KARACHI, Pakistan – The death toll from a pair of devastating factory fires that broke out in Pakistan's two biggest cities rose on Wednesday to 283 people, many of whom perished because they were unable to escape buildings that lacked emergency exits and basic safety equipment such as alarms and sprinklers.
The horrific toll highlights the atrocious state of industrial safety in Pakistan, where many factories are set up illegally in the country's densely populated cities, and owners often pay officials bribes to ignore safety violations.
The more deadly of the two blazes, which both erupted on Tuesday night, was at a garment factory in the southern city of Karachi, the country's economic heart.
The death toll there rose to 258 people Wednesday, as firefighters battled the flames for hours, said senior government official Roshan Ali Sheikh.
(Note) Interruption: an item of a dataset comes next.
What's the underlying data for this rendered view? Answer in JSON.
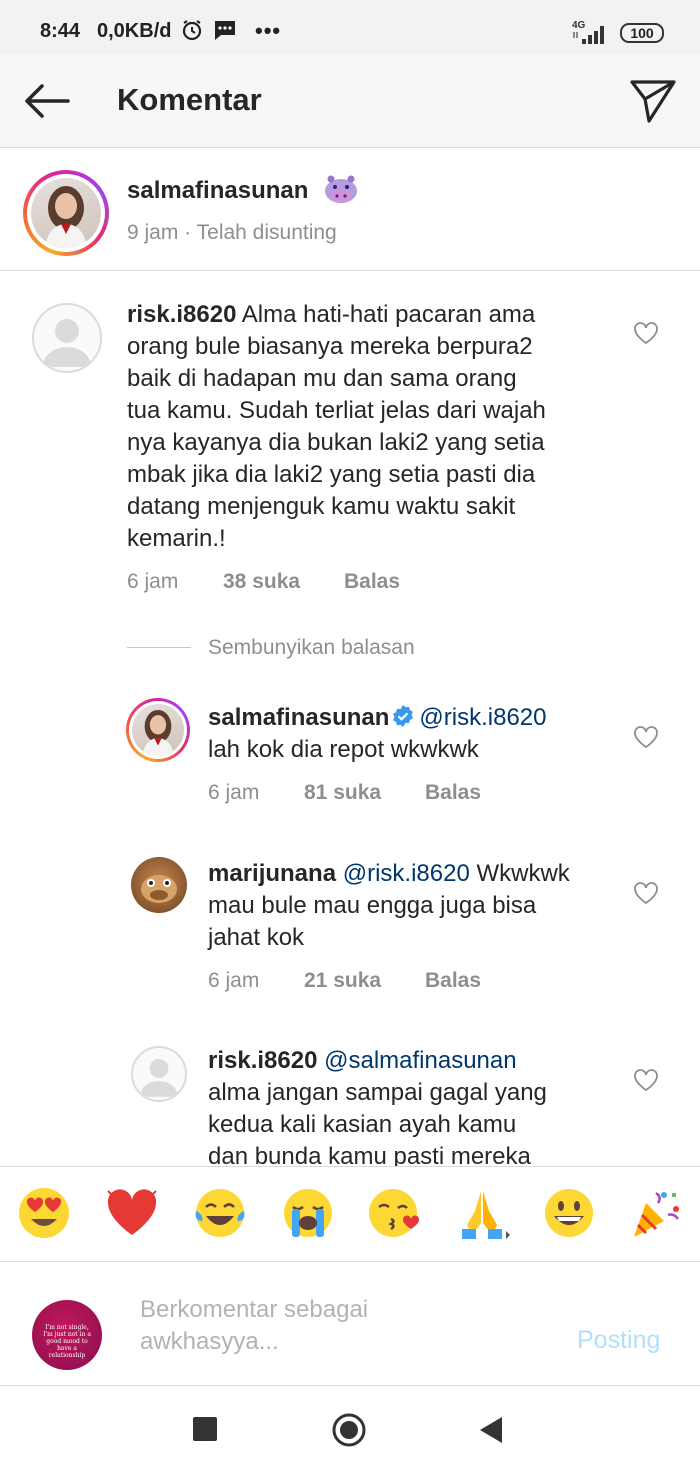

He said earlier that 289 people died, but this figure double counted some of the deaths.
The fire was one of the worst industrial accidents in Pakistan's 65-year history, and Sheikh said the death toll could still rise because rescue workers were still pulling bodies out from the site in Karachi.
Most of the deaths were caused by suffocation as people caught in the basement were unable to escape when it filled with smoke, said the top firefighter in Karachi, Ehtisham-ud-Din.
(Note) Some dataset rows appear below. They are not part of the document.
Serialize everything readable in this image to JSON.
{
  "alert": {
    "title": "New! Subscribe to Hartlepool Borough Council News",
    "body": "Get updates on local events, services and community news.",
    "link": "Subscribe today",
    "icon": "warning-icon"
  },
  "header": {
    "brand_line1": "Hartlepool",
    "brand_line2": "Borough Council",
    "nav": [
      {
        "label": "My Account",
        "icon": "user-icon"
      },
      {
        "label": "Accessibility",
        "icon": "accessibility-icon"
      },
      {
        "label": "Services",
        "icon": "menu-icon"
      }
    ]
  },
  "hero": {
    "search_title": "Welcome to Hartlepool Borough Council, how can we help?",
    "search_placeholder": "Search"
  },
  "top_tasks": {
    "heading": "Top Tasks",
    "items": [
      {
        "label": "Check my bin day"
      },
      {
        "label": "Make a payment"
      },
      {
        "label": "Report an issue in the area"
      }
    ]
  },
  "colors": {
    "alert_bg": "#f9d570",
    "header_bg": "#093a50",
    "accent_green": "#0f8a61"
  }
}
The building only had one accessible exit, and all the other doors were locked, said Sheikh.
"It is a criminal act to lock the emergency exit doors, and we are trying to know who did it, and why?" Sheikh said.
Relatives of the victims said the factory owner locked the exit doors in response to a recent theft, thereby endangering the workers inside.
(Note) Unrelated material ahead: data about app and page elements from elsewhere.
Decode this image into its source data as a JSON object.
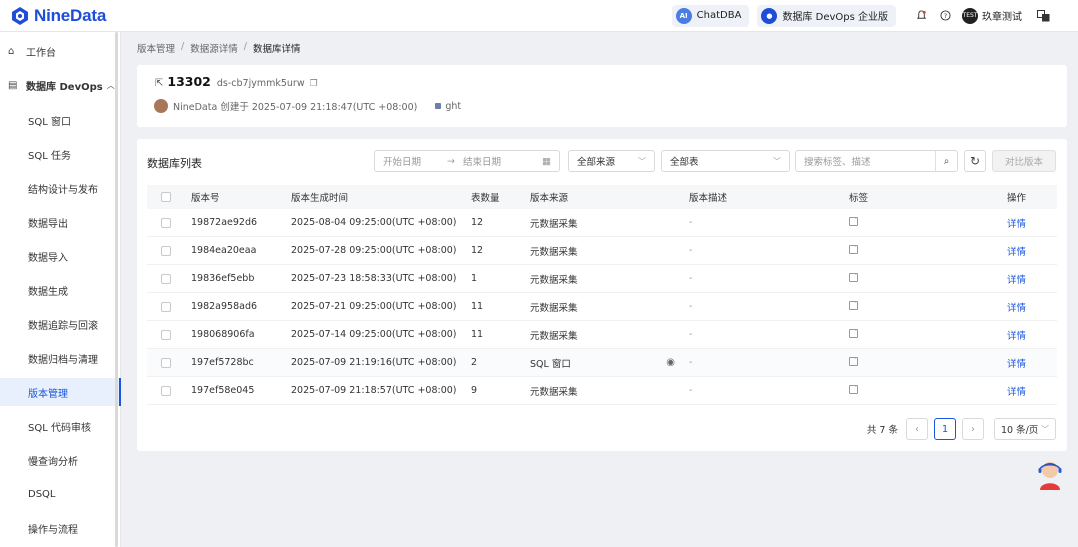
{
  "app": {
    "name": "NineData"
  },
  "topbar": {
    "chatdba_label": "ChatDBA",
    "chatdba_badge": "AI",
    "edition_label": "数据库 DevOps 企业版",
    "user_avatar_text": "TEST",
    "user_name": "玖章测试"
  },
  "sidebar": {
    "workbench": "工作台",
    "group_label": "数据库 DevOps",
    "items": [
      "SQL 窗口",
      "SQL 任务",
      "结构设计与发布",
      "数据导出",
      "数据导入",
      "数据生成",
      "数据追踪与回滚",
      "数据归档与清理",
      "版本管理",
      "SQL 代码审核",
      "慢查询分析",
      "DSQL",
      "操作与流程"
    ],
    "active_index": 8
  },
  "breadcrumb": [
    "版本管理",
    "数据源详情",
    "数据库详情"
  ],
  "header": {
    "id": "13302",
    "datasource": "ds-cb7jymmk5urw",
    "creator_line": "NineData 创建于 2025-07-09 21:18:47(UTC +08:00)",
    "tag": "ght"
  },
  "list": {
    "title": "数据库列表",
    "start_placeholder": "开始日期",
    "end_placeholder": "结束日期",
    "source_filter": "全部来源",
    "table_filter": "全部表",
    "search_placeholder": "搜索标签、描述",
    "compare_button": "对比版本",
    "columns": [
      "版本号",
      "版本生成时间",
      "表数量",
      "版本来源",
      "版本描述",
      "标签",
      "操作"
    ],
    "rows": [
      {
        "version": "19872ae92d6",
        "time": "2025-08-04 09:25:00(UTC +08:00)",
        "count": "12",
        "source": "元数据采集",
        "desc": "-",
        "action": "详情"
      },
      {
        "version": "1984ea20eaa",
        "time": "2025-07-28 09:25:00(UTC +08:00)",
        "count": "12",
        "source": "元数据采集",
        "desc": "-",
        "action": "详情"
      },
      {
        "version": "19836ef5ebb",
        "time": "2025-07-23 18:58:33(UTC +08:00)",
        "count": "1",
        "source": "元数据采集",
        "desc": "-",
        "action": "详情"
      },
      {
        "version": "1982a958ad6",
        "time": "2025-07-21 09:25:00(UTC +08:00)",
        "count": "11",
        "source": "元数据采集",
        "desc": "-",
        "action": "详情"
      },
      {
        "version": "198068906fa",
        "time": "2025-07-14 09:25:00(UTC +08:00)",
        "count": "11",
        "source": "元数据采集",
        "desc": "-",
        "action": "详情"
      },
      {
        "version": "197ef5728bc",
        "time": "2025-07-09 21:19:16(UTC +08:00)",
        "count": "2",
        "source": "SQL 窗口",
        "desc": "-",
        "action": "详情"
      },
      {
        "version": "197ef58e045",
        "time": "2025-07-09 21:18:57(UTC +08:00)",
        "count": "9",
        "source": "元数据采集",
        "desc": "-",
        "action": "详情"
      }
    ]
  },
  "pagination": {
    "total": "共 7 条",
    "current_page": "1",
    "page_size": "10 条/页"
  },
  "colors": {
    "brand": "#1e4dd8",
    "link": "#1a56db"
  }
}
"The owner of the factory should also be burned to death the way our dear ones have died in a miserable condition," said Nizam-ud-Din, whose nephew died in the fire.
Workers on higher floors of the five-story building struggled to make it out of windows that were covered with metal bars. Many were injured when they jumped from the building, including a 27-year-old pregnant woman who was injured in the fall.
Another injured factory worker, Mohammad Ilyas, speaking from the hospital, said he was working with roughly 50 other men and women on one of the floors when suddenly a fireball came from the staircase.
"I jumped from my seat as did others and rushed toward the windows, but iron bars on the windows barred us from escaping. Some of us quickly took tools and machines to break the iron bars," he said. "That was how we managed to jump out of the windows down to the ground floor."
His leg was injured in the fall.
Others weren't so lucky. An Associated Press reporter saw a charred body partially hanging out one of the factory's barred windows. It appeared the victim tried to escape but couldn't make it through the bars.
"There were no safety measures taken in the building design. There was no emergency exit. All the people got trapped," said senior police official Amir Farooqi.
The factory's managers have fled and are being sought by police, said Sheikh, who is the senior government official in Karachi. He added that authorities have placed the name of the factory's owner on the list of people who are not allowed to leave the country.
Also on Tuesday night, a fire swept through a four-story shoe factory in the eastern city of Lahore, killing 25 people. Some died from burns and others from suffocation, said senior police officer Multan Khan.
The factory was illegally set up in a residential part of the city. The fire broke out when people in the building were trying to start their generator after the electricity went out. Sparks from the generator made contact with chemicals used to make the shoes, igniting the blaze.
Pakistan faces widespread blackouts, and many people use generators to provide electricity for their houses or to run businesses.
One of the workers, Muhammad Shabbir, said he had been working at the factory for six months along with his cousin. He said all the chemicals and the generator were located in the garage, which was also the only way out of the building. When the fire ignited, there was no way to escape.
Shabbir said he had just gone outside the factory when the fire started, but his cousin was inside and was severely burned. He died at the hospital.
A firefighter at the scene, Numan Noor, said the reason most of the victims died was because the main escape route was blocked.
"The people went to the back side of the building but there was no access, so we had to make forceful entries and ... rescue the people," Noor said.
Firefighters broke holes in the factory's brick walls to reach victims inside. At the morgue, bodies were lined up on a hallway floor, covered with white sheets.
Pakistani Prime Minister Raja Pervaiz Ashraf expressed his shock and grief over the deaths in the two cities.